**PROBLEM REQUIREMENTS:** For the listing underneath, give the count of lines containing the string "Nathan" and nothing further.
*** Opening of SUPPLIED ENTRIES ***
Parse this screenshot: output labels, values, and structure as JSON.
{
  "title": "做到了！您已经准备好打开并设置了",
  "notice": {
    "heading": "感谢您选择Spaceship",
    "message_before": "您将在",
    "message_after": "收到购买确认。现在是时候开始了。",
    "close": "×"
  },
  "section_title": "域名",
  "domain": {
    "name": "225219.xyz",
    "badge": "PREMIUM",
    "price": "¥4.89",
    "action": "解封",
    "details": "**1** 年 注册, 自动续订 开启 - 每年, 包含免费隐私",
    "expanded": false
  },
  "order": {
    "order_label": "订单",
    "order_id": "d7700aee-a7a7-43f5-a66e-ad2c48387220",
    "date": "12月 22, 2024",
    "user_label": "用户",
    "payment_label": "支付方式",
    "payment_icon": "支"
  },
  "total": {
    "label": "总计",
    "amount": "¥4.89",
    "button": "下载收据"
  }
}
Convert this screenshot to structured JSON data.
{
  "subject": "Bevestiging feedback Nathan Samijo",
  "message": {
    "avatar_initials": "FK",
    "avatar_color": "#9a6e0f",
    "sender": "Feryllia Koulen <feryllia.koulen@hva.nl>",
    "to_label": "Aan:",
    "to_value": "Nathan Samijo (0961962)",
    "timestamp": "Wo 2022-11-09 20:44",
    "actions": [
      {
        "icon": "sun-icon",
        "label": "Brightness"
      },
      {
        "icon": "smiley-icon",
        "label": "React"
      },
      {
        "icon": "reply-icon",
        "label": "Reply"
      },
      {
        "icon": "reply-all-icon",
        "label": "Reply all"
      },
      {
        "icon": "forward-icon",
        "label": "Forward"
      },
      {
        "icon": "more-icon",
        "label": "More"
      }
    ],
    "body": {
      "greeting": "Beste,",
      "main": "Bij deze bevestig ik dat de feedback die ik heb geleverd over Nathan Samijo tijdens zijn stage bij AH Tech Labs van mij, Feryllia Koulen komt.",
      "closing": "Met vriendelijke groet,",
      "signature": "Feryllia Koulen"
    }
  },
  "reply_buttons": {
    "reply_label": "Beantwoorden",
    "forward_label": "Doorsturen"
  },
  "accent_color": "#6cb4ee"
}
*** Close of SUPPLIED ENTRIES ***
**ANSWER BOX:** 3